by: Lauren Broussard, Co-Founder, The Memo
My mother first taught me about managing up. That isn’t what she called it, of course, but when I got my first job, she’d tell me stories about her career. She'd share how she went from working in the basement at her company to getting promoted to a number of different roles, and the little things she did to get there. She'd regularly give me suggestions on how to be great at work, and how to get the most done with (or in spite of) whatever boss I had.
So what is managing up, and what does it look like? In short, managing up is managing your manager. It’s gaining an understanding of who it is you’re working for, and figuring out how to work together to achieve results. A former colleague would describe it as “anticipating the needs” of your boss in a way that allows you to move the ball forward on a project or goal -- whether or not they are aware that they were actually the ones holding the play up.
The way you manage up can sometimes depend on what type of boss you’re working with. In many cases, we don’t have much control over who our boss is, but one thing we do know for certain is that no matter who they are, they are a human being with flaws just like us. You might be faced with a first time supervisor, who doesn’t yet know what they are doing (see: me in my first management role); an unorganized manager; an indecisive boss; a well meaning, but ineffective manager; or a downright terrible boss. These are just a few examples.

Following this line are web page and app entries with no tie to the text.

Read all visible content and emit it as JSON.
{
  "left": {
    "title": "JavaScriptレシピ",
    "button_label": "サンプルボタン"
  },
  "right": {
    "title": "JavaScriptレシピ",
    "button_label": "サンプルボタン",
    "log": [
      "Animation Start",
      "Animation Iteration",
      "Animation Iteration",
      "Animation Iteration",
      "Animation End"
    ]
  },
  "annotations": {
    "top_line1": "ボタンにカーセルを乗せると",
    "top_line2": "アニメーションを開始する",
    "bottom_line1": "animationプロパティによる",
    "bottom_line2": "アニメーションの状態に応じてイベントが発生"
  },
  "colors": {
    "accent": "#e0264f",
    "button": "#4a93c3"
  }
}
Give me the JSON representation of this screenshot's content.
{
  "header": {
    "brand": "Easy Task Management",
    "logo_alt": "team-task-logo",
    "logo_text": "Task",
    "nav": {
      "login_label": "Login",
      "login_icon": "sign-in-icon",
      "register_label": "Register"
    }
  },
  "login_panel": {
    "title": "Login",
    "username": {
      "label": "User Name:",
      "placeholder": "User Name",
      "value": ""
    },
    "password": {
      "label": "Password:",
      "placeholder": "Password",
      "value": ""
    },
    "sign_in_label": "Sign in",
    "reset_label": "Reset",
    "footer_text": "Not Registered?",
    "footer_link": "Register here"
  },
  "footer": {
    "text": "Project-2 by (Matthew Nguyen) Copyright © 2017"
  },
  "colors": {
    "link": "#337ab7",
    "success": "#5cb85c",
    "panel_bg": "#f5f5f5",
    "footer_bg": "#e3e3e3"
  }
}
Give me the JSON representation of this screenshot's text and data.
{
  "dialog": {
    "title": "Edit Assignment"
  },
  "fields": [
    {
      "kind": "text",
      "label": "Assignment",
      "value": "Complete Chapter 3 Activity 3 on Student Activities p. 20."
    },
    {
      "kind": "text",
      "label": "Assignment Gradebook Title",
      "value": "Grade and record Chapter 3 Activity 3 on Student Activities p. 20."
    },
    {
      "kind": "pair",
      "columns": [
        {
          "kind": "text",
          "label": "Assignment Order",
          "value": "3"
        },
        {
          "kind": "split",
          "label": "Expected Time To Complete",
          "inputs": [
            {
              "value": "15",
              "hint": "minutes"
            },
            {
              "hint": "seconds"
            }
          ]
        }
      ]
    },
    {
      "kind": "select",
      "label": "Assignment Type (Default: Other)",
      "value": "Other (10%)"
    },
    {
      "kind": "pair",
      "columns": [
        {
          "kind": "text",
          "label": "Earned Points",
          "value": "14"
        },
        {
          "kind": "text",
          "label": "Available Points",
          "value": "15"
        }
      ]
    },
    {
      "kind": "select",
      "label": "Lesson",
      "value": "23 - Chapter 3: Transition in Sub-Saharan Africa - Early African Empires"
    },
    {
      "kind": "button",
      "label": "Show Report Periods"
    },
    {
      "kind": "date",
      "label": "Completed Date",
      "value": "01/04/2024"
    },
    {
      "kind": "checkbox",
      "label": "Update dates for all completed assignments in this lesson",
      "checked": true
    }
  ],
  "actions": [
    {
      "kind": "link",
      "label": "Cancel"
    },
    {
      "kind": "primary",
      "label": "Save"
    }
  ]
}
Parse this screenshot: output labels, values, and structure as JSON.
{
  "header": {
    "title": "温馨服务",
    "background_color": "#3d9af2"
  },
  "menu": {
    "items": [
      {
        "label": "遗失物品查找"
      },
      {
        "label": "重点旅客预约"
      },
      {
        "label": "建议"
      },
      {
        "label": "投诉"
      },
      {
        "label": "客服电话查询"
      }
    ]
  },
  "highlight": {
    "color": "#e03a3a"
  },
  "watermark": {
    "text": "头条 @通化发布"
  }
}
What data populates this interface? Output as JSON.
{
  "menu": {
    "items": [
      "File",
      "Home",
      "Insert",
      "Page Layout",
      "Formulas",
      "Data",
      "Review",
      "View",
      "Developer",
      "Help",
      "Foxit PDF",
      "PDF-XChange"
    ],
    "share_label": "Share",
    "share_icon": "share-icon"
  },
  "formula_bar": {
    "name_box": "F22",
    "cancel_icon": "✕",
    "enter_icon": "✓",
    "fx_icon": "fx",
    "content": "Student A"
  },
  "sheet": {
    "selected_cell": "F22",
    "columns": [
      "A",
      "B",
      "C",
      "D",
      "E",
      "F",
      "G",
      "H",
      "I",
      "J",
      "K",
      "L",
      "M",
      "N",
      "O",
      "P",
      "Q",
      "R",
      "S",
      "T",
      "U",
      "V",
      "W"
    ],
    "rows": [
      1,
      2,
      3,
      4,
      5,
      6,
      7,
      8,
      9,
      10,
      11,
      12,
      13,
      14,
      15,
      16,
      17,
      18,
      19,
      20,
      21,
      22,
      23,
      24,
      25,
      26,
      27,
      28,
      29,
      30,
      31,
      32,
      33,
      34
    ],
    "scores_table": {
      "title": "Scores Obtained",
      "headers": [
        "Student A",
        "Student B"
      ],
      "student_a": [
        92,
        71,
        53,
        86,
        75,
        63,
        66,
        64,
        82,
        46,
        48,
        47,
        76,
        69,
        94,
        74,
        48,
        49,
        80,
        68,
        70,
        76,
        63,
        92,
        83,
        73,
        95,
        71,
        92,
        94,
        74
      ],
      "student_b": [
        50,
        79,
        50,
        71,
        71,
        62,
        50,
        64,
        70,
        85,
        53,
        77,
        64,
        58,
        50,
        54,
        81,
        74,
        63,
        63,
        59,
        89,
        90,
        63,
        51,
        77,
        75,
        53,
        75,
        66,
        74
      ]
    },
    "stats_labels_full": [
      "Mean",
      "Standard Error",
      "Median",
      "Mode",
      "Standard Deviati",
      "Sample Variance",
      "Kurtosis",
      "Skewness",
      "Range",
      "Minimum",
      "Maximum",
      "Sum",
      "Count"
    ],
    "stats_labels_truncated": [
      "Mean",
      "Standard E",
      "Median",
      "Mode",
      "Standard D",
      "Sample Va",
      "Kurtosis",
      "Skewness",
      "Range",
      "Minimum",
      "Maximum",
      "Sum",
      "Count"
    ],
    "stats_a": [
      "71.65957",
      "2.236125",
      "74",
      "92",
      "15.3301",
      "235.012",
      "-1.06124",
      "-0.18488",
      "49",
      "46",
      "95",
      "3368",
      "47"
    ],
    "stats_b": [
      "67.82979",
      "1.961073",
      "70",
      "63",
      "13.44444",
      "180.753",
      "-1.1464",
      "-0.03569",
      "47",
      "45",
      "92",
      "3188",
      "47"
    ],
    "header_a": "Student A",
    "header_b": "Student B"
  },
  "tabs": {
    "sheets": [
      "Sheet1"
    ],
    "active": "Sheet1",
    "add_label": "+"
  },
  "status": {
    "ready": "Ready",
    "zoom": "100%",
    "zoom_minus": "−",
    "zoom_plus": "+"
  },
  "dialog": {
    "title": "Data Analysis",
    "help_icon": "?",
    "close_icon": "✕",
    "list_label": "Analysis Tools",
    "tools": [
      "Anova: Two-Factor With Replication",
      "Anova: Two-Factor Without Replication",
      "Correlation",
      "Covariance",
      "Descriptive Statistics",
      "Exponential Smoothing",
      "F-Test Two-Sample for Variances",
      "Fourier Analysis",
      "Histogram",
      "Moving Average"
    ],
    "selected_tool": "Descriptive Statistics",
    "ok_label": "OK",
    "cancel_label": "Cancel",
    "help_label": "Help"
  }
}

Managing up, and getting to know your boss will help you know things like the best time to approach them with a question, or the best way to articulate your needs to them (i.e. do they prefer a direct approach or something different?)
When you are effective at managing up, your manager will undoubtedly learn something from you as well. In an interview in Forbes, Mary Abbajay -- the author of the book Managing Up -- offers some other good reasons for managing up:
It allows you to “practice navigating and influencing people who approach work differently from you.”
It gives you the opportunity to discover some do’s and don’ts of management -- you can see what kind of manager you would (or wouldn’t) want to be.
Managing up helps you to be more responsible for the trajectory of your own career. And if you’re a manager, welcoming your team to manage up can help both you and them. I have been so grateful for the people on my teams who managed up (thank you!)-- they made my job easier, they allowed me to see blind spots I wasn't aware of, and I was better able to understand and advocate for their needs.
Last month, we discussed this topic in our slack group. Our group had both employees who had managed up as well as managers who had team members that were managing up. Check out the conversation there, and add your thoughts! What are your best tips for managing up, either as a manager or an employee?